Another small town challenge I’ve noticed of late: recycling.
Growing up, I had the good fortune to live in a pro-recycling household. My father, in particular, is a stickler for sorting the trash. And why not? It’s quick and easy and a simple way to feel like you’re doing something to help the environment. You’re not only preventing trash from ending up in landfills, which squander our remaining open spaces and pose health risks for nearby communities, you’re also extending the longevity of our natural resources, which allow us to do . . . well, pretty much everything. Try imagining a world without plastic. Not pretty, huh?
I was also lucky enough to see the recycling program in our county expand and develop. Where we once had to take recyclables to the dump, the county instituted a pick-up service, which made recycling easier (which is good — the easier something is, the more likely people are to do it). We progressed from recycling only plastics no. 1 and 2 to recycling 1-7. It was heartening.
Now that we’re living in a rural county . . . there is no recycling pick-up. The program is extraordinarily basic — glass bottles, cardboard, plastic bottles (plastic no.1 only), paper, aluminum cans. It’s been on the frustrating side, to say the least.
So, what can we do about it?
1) The first step is always reduction. If you limit the amount of non-recyclable items you use, you decrease the impact. Moreover, it’s helpful to reduce the amount of packaging you use period. Individually wrapped snacks and frozen meals are major examples. That’s a lot of wasted packaging. And usually they’re more expensive and less nutritious.
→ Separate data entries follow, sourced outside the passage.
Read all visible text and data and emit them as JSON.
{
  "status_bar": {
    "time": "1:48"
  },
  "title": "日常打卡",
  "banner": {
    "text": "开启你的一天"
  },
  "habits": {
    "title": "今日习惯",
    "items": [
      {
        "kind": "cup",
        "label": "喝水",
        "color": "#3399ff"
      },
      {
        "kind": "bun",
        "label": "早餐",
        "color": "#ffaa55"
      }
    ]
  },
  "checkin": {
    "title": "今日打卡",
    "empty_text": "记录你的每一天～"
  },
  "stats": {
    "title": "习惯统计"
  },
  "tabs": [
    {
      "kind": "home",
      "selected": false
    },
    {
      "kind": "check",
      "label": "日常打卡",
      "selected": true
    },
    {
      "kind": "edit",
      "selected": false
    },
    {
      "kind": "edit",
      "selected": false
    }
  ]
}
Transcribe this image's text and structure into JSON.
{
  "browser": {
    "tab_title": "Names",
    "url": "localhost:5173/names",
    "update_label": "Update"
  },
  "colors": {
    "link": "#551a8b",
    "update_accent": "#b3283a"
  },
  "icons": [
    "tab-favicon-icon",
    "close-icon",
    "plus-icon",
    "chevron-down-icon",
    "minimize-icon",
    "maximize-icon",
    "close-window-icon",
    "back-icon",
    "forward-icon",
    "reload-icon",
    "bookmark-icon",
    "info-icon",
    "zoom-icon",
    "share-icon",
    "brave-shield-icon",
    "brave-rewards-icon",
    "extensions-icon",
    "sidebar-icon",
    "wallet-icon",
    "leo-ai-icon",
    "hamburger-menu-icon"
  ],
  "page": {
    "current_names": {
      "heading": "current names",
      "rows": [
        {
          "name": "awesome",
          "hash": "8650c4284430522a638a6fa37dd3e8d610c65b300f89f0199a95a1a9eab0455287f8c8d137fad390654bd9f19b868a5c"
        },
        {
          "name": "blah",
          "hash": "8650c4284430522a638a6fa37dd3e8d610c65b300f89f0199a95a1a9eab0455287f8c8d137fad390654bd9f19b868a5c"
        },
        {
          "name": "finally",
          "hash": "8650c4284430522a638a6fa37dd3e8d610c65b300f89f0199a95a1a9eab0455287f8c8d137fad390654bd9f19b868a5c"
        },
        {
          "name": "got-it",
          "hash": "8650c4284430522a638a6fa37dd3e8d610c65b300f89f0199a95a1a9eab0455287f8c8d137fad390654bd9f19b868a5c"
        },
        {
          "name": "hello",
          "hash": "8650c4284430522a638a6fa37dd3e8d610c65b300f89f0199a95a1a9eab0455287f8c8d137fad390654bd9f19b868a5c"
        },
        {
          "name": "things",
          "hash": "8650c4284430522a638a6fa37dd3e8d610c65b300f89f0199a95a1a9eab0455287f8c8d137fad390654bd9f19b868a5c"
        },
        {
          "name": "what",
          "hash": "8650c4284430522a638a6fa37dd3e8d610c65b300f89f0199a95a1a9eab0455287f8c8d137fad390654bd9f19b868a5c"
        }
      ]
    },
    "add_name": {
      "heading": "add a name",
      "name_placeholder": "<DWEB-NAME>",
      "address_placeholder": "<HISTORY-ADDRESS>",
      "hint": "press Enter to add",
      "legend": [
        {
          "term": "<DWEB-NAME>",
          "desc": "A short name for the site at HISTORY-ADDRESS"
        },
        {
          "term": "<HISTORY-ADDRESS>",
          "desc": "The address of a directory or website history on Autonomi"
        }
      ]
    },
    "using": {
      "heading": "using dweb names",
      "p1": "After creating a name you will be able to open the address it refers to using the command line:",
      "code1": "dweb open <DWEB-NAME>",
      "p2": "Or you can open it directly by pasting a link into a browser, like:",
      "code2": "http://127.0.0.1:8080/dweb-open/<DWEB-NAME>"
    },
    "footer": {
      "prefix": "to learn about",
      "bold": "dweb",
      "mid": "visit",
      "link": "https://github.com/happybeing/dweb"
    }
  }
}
2) Reuse. Yes, we’re going through the conservation cycle here. But it’s a solid one — and I’ll be the first to admit sometimes I focus too much on that last arrow. Reusing is especially easy with paper and cardboard. For example, I’m a chronic note taker. Writing is one of the key ways I remember things. Instead of using new paper, however, I scribble on receipts and business cards. Reuse requires more creativity than reducing and recycling, but that can also make it more fun, especially if you have young kids.
On the note of creative re-use, check out Emma’s stories about cutting down on trash in the Philippines. And consider supporting GarBAGS, an organization which recycles materials into purses, messenger bags, lunchbags, grocery totes, and more.
3) Compost. After you’ve cut down on your non-food, non-recyclable waste, attend to organic garbage in order to decrease your overall output. Compost doesn’t have to take up a large area in your yard** and, if done correctly, isn’t smelly. Add safe, biodegradable household items you might have picked up, too. Remember, the fact that it’s biodegradable isn’t all that helpful if you still send it to a landfill. And always read labels before you add anything to your compost.
**No yard? Look up your local school or community garden.
4) Write to your local government. The only way to make improvements to the system is to advocate for them. Yes, small towns might not have the resources to make extensive changes, but likely smaller changes can be made a little at a time, especially if there’s significant interest in the community. Put another way, it never hurts to ask.
How do you cut down on your trash output?